5. I keep in daily contact with friends and family via texts, email, Facebook, and Twitter. My resources are quite limited right now, and none of my friends or family live within 30 miles of my home. I see my family about once per month. I limit my trips "to town" to once per week because gas is expensive. Keeping in touch online helps a lot.

6. I've fostered friendships on Twitter with people who have also experienced Depression and/or Anxiety. They are sort of my group therapy, and Twitter is available 24x7.

7. Offer encouragement to persevere to anyone who I perceive is struggling. Hearing encouragement pour through my own brain helps me convince myself that everyone has value and that life is worth living.

8. Comedy. Comedy podcasts, in particular. Most stand-up comedy in general. Many different kinds of podcasts in addition to the comedy ones. They are a welcome diversion, especially on my worst days. Sometimes they enable me to get a few chores done. I put in my earbuds, stick my phone in my pocket, and find out what The Nerdist or Marc Maron are up to. I have a list of some of my favorite podcasts here. If you want to know you're not alone, check out The Mental Illness Happy Hour. [Note: I added this item after I put out the link via Twitter. I can't believe I forgot to list it. Podcasts & comedy have been super important to my healing.]

9. Kindness. Be kind to others. Give them the benefit of the doubt. It becomes a habit and makes it easier to transition from negative to positive self-talk. Everyone is struggling with something. (Added 1/20/2015.)

I did not list it as something I do because it would be dishonest, but there is a lot of evidence to support exercising as a top way to work your way through Depression. I see being able to exercise as an ultimate goal. That is how deep in Depression I feel.  That's one reason why I use SuperBetter. I will get to the exercising regularly level someday.

I will never completely discount medication as an option. It did help me when I was first diagnosed. I think if I have a bad episode again, I will opt for medication. But until then I will rely heavily on my coping mechanisms and do what I can to make my brain physically healthy.

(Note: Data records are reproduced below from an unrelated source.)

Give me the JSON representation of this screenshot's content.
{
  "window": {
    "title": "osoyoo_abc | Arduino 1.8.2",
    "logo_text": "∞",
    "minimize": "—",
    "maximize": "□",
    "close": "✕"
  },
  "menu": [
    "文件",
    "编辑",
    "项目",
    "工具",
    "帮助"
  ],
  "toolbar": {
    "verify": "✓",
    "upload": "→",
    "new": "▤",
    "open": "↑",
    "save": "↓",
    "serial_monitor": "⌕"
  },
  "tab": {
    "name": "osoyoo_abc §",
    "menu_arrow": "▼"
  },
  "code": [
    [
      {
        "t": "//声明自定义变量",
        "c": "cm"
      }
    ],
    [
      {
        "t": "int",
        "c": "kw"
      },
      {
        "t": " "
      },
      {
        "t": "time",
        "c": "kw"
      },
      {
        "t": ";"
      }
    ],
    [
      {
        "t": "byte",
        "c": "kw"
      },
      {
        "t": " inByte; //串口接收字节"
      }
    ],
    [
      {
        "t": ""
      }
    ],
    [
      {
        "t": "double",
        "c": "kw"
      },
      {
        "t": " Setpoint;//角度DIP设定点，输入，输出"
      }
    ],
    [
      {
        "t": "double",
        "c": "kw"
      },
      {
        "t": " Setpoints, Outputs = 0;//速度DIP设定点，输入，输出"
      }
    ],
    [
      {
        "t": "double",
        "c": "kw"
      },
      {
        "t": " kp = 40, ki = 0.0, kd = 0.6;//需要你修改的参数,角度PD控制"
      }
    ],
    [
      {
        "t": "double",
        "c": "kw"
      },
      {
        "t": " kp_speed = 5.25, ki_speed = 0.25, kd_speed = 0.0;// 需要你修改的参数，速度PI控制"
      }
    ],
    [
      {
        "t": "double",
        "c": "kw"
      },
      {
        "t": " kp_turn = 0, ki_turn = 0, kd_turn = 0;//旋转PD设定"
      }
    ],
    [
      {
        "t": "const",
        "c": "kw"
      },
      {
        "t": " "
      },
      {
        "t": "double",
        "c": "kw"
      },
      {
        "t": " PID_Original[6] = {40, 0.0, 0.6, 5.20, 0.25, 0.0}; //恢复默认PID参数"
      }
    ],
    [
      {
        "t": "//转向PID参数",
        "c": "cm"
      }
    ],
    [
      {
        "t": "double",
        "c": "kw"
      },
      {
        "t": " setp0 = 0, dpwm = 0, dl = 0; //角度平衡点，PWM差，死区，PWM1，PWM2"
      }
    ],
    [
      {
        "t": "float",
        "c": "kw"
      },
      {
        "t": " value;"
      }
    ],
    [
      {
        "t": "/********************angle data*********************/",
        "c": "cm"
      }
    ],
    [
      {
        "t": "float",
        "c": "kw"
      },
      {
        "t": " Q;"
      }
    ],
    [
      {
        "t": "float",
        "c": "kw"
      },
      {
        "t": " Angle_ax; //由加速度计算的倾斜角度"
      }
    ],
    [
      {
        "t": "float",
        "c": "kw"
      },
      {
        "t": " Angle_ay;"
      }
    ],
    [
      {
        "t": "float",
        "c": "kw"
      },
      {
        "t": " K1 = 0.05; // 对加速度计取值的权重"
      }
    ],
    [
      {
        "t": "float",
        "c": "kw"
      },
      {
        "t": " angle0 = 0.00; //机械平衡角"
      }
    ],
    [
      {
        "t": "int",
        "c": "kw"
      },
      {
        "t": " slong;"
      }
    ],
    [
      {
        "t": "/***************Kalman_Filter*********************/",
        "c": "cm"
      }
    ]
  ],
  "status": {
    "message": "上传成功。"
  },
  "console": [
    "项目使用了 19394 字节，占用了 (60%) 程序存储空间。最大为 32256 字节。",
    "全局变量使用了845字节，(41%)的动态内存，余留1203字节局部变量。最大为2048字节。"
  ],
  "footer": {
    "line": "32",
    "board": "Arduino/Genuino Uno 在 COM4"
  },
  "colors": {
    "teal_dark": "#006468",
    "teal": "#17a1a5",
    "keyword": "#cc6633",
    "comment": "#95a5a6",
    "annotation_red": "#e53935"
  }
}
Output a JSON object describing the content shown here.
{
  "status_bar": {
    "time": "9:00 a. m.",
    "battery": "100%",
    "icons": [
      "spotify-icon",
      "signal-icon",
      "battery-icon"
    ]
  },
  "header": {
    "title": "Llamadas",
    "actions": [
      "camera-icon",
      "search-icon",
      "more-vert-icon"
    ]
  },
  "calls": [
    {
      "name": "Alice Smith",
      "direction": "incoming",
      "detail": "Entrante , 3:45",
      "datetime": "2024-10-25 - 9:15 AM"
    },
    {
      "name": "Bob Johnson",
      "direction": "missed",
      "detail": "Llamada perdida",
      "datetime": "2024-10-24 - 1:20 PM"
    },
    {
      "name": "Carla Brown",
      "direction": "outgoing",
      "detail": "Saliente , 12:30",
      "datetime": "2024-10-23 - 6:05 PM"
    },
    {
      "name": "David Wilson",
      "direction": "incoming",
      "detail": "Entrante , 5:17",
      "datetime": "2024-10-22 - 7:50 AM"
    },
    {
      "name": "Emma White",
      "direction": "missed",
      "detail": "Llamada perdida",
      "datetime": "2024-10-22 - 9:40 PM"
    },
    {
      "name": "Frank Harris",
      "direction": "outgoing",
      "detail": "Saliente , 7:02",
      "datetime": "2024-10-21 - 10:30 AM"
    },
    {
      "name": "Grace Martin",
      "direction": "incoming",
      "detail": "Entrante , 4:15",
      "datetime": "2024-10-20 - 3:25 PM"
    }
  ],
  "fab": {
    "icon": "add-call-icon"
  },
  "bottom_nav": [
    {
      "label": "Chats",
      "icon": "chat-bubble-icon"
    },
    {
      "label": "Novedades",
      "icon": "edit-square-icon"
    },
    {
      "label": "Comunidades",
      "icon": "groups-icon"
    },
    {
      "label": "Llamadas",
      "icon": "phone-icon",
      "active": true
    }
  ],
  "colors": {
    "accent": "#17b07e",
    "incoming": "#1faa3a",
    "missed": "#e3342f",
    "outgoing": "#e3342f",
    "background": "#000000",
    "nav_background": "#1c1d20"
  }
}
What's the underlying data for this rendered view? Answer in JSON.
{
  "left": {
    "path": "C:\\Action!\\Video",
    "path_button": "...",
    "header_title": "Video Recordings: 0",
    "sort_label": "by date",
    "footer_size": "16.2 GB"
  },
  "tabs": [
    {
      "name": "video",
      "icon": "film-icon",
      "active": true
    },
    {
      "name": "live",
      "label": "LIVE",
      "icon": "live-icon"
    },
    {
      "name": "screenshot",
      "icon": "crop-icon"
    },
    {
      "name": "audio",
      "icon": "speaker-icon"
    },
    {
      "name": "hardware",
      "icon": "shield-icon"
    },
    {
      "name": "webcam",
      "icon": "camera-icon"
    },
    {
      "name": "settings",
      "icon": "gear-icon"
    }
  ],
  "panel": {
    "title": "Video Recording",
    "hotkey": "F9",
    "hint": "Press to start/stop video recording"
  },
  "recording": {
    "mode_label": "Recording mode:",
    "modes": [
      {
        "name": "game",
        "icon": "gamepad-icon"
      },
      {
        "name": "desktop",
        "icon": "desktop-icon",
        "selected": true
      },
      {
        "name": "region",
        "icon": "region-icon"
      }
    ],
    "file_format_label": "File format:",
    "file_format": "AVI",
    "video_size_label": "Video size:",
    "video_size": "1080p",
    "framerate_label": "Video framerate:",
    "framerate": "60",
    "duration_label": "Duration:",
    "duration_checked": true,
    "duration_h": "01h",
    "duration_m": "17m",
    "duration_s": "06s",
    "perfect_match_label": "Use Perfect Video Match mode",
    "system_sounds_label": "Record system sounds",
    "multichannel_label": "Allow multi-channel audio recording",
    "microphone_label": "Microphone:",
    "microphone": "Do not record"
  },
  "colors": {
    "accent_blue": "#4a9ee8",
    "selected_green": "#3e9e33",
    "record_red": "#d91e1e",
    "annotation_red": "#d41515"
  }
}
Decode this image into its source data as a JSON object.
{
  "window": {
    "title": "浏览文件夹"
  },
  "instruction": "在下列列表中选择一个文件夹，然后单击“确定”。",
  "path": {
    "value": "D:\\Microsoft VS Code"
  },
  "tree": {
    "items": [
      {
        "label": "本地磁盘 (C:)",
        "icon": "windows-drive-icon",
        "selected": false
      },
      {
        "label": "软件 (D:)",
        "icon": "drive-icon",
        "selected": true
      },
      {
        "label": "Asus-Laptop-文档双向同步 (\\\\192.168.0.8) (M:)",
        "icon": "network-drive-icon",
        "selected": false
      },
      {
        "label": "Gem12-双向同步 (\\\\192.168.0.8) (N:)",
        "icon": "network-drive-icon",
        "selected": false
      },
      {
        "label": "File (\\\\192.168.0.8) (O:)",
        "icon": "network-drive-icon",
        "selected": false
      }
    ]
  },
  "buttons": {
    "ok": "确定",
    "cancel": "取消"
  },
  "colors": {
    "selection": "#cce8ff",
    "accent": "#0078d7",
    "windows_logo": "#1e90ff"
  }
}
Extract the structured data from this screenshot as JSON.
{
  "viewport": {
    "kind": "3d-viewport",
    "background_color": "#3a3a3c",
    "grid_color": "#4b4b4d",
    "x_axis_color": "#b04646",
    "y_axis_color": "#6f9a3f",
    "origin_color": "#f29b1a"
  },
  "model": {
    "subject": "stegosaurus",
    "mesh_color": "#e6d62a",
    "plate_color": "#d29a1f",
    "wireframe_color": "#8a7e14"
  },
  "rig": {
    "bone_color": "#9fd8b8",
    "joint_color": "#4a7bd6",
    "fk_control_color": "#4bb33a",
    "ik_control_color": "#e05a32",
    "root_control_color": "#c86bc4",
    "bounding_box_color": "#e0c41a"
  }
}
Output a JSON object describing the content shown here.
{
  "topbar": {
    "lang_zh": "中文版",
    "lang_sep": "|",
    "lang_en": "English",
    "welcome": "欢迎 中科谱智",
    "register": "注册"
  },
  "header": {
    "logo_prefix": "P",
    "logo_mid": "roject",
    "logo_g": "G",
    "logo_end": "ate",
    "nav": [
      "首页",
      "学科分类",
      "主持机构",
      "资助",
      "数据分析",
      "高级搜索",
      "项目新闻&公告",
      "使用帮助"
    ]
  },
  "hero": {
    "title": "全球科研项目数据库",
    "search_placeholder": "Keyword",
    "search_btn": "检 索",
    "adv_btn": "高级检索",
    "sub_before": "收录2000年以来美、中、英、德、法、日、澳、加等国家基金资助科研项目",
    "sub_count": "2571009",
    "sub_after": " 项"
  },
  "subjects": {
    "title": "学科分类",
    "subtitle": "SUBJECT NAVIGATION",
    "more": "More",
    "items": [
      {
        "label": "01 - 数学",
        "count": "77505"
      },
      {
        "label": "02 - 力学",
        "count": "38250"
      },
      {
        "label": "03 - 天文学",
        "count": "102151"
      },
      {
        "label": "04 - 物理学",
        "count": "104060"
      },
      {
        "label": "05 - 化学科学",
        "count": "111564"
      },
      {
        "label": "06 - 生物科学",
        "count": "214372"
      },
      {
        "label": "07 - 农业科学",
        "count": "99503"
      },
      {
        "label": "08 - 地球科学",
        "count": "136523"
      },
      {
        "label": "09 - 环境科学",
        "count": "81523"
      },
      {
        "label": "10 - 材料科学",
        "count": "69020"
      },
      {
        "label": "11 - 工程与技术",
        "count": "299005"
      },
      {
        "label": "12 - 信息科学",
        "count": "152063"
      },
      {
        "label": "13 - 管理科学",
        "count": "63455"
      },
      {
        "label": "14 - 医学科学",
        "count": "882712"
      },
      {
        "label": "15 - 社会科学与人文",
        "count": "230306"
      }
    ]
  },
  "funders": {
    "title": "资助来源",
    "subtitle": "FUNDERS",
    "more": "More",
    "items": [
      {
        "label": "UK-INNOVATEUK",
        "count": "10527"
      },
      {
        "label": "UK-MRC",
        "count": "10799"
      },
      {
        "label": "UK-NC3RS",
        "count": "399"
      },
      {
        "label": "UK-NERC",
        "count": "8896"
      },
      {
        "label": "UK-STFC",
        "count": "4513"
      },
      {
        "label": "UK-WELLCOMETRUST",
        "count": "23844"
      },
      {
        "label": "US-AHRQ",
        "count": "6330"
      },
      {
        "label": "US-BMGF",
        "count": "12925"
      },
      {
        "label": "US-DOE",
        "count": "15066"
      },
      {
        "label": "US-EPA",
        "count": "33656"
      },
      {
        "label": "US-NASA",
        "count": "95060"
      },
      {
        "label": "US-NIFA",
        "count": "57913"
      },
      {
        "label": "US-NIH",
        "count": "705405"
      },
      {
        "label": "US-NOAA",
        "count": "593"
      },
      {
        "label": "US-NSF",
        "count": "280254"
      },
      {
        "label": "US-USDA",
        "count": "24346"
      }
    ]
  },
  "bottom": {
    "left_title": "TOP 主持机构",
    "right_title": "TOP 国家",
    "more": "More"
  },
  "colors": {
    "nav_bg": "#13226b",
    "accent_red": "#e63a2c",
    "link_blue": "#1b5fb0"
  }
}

Wishing you peace.
You're welcome to follow me on Twitter: @binkytoes